It may have seemed an incontrovertible fact that the global economic crisis was doing no one any good, but it appears there is an exception — Italy’s central bank governor said the recession could represent a bonanza for the mafia.
Mario Draghi, the head of the Bank of Italy, told the Rome parliament’s anti-mafia commission: “During a recession, firms see their cash flows dry up and watch the market value of their assets fall. Both these phenomena render companies more easily assailable by organized crime.”
The governor highlighted the dangerous possibility that mobsters belonging to Sicily’s Cosa Nostra and the country’s other mafias, anxious to launder “hot” money, could grab stakes in hard-pressed firms at bargain prices. This, he said, could happen without the knowledge of the firm’s executives, but also in some cases with it.
Draghi warned of “the risk that, for personal benefit, or the misconstrued good of the firm, certain executives might opt to accept — or even to search out — funds of dubious provenance.”
Italy’s mafias offer a vast pool of temptingly ready cash. A study two years ago by small businesses federation Confesercenti concluded that their combined annual turnover of 3 billion euros (US$4.3 billion) was bigger than that of any legitimate Italian corporation. Organized crime generated the equivalent of 7 percent of the country’s GDP, the study estimated.
Just how far mobsters have burrowed into the fabric of the Italian economy was underscored on Wednesday when police closed 10 restaurants and bars in Rome, including one of the capital’s most famous haunts, the Cafe de Paris on the Via Veneto.

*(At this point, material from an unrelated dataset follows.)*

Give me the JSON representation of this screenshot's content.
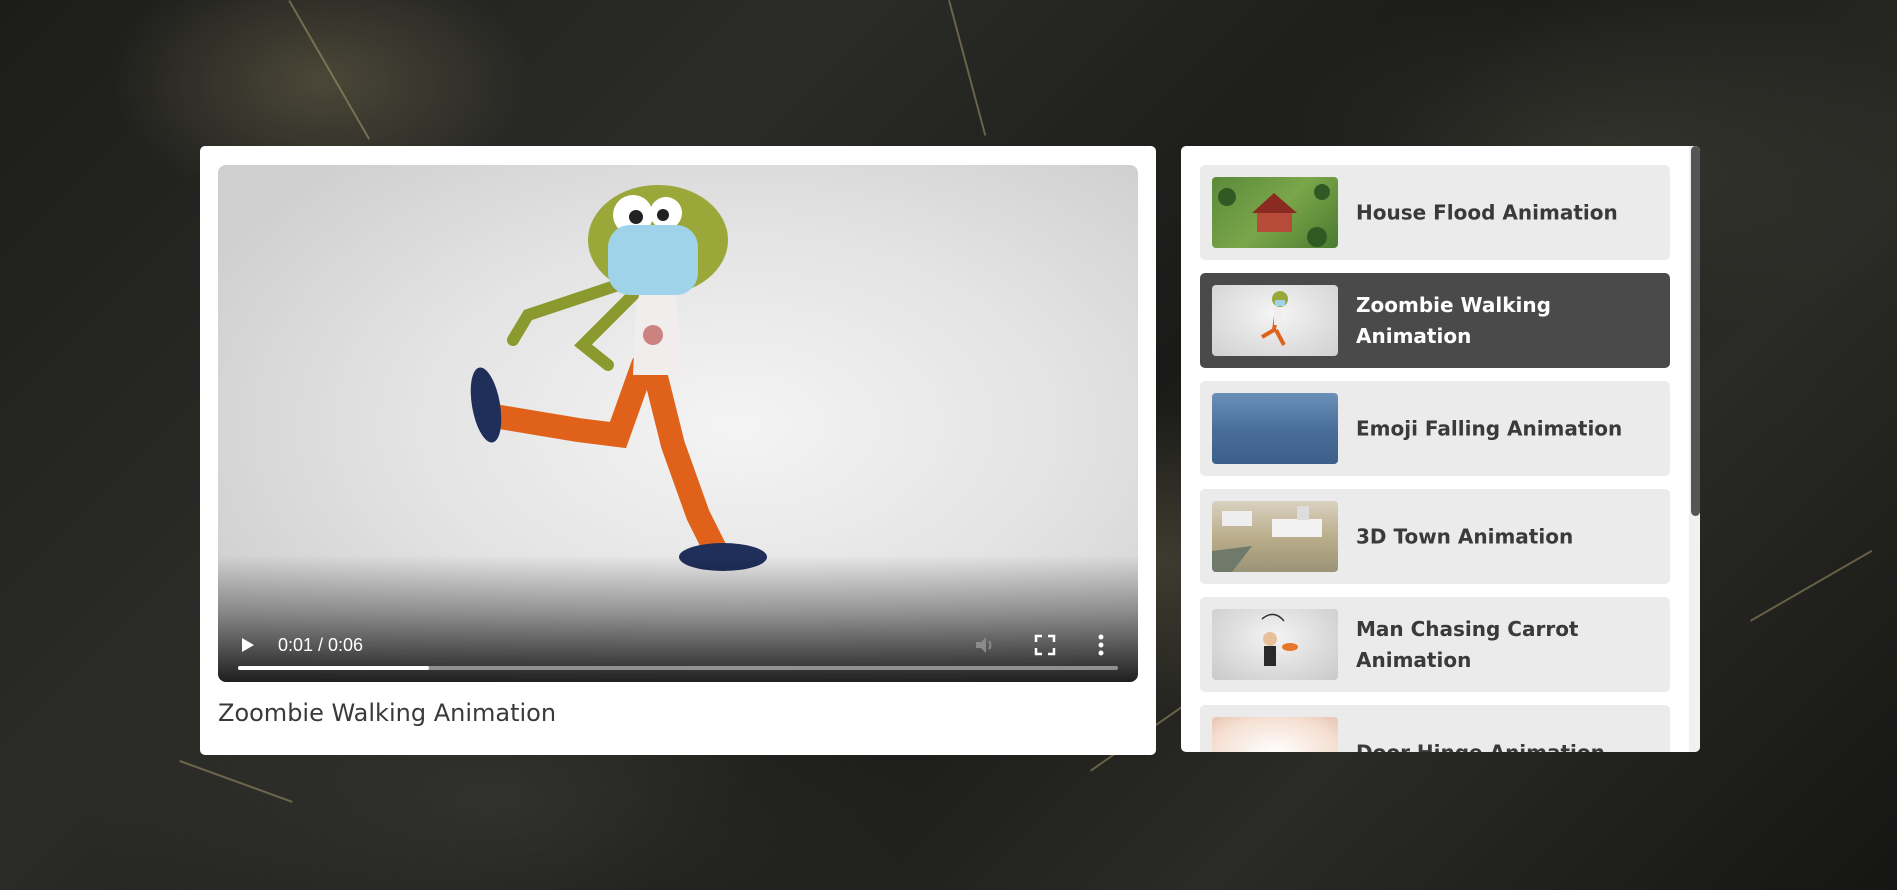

The assets they seized, worth 200 million euros, belonged to one of 100 or more clans that make up the Calabrian mafia, which has grown rich on cocaine trafficking.
The Bank of Italy’s warning prompted another from the employers’ federation, Confindustria.
Antonello Montante, a senior official, said the danger to companies was “dramatic,” adding that many also risked falling prey to loan sharks.
Montante said it was necessary to avoid a situation in which “the only way to find credit is by way of usury.”
“There is a danger of organized crime replacing the banking system,” Montante said.
Confindustria is pressing for measures to ensure that Italian businesses get continued access to credit.
Central bank figures show that the flow of loans to businesses has fallen drastically in the past 18 months. By May, the volume of credit made available to companies of all sizes had shrunk to less than a quarter of what it had been in December 2007.
Partly because of the prevalence of organized crime and partly because of the difficulty of obtaining credit in Italy, loan-sharking is widespread.
Annualized interest rates usually range between 120 percent and 240 percent. Mobsters rarely extend these loans themselves, but often supply usurers with capital — and enforcement muscle.